What is one strategy that has helped you grow your business? Please explain how.

There are a couple of them: first, get a good business partner that you can fully trust. Second – hire young, hungry professionals who are experts in their area and are ready to grow with the company. When you are a startup you want to hire people who are flexible and are able and willing to adapt to changes and fast pace. And third, perhaps most important, never stop improving and investing in yourself: be aware of your consciousness and seek for constant improvement both personally and professionally.

What is one failure you had as an entrepreneur, and how did you overcome it?
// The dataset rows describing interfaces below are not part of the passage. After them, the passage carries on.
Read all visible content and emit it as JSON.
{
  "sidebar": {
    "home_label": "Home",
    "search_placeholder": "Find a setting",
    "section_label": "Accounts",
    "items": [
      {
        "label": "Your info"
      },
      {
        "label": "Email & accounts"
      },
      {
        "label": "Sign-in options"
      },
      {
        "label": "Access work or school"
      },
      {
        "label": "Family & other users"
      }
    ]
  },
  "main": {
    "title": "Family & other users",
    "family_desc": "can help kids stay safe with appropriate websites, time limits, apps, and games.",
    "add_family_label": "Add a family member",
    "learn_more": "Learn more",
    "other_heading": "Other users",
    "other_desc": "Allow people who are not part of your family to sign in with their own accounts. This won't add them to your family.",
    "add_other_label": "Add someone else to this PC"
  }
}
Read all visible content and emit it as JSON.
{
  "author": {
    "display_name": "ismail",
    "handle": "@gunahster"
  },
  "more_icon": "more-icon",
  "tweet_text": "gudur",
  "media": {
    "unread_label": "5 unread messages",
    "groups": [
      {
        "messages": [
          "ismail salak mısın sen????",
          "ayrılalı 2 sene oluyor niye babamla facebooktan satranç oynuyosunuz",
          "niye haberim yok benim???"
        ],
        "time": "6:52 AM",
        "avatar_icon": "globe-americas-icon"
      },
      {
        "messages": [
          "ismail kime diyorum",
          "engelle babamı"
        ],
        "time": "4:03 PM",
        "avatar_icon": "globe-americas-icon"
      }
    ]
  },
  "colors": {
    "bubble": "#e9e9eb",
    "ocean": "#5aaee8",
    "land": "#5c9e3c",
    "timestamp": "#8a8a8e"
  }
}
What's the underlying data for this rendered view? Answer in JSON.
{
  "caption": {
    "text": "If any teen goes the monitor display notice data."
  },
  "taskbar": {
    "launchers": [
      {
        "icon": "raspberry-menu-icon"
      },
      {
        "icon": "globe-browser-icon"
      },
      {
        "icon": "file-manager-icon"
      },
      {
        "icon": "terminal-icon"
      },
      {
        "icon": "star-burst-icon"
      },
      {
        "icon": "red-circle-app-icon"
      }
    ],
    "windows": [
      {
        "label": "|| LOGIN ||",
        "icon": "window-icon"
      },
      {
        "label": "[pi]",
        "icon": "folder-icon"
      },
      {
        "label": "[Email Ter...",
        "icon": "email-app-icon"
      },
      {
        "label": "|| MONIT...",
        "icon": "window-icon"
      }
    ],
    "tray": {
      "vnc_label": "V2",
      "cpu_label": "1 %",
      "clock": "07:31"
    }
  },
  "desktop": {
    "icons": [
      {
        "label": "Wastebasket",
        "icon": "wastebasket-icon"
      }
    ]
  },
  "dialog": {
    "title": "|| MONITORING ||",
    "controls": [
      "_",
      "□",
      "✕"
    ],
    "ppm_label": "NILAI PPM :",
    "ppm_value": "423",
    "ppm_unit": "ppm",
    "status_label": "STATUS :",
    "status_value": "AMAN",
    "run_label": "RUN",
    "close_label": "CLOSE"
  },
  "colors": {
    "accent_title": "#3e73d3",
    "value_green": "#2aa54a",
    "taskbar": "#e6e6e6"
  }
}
Perhaps my biggest mistake was trying to do it all by myself. As a founder I felt I knew everything and I was ready to give it all to grow a company. It went well, but all I did was working 24/7 and I quickly realized I actually am not that good in some certain areas, so I’d rather hire a specialist who is better in that area than I am. I needed to learn to delegate and work with other people without trying to do everything on my own.

What is one business idea that you’re willing to give away to our readers?

Snackbox service! That’s actually what I heard of when I was in UK, and some friends of mine subscribed to a great service which delivers healthy, interesting snacks directly to the office. We don’t have that in Baltics, would be awesome to have something similar.

What is the best $100 you recently spent? What and why?

Cannot really recall, but I think it’d be a nice meal and a good self-development book I recently bought on Amazon.

What software and web services do you use? What do you love about them?

Windows XP

What is the one book that you recommend our community should read and why?

A recently read Jab Jab Jab by Gary Vaynerchuk – it definitely left an impression and expanded my thinking.

What people have influenced your thinking and might be of interest to others?

Gary Vaynerchuk:
Peter Sage:


Business website: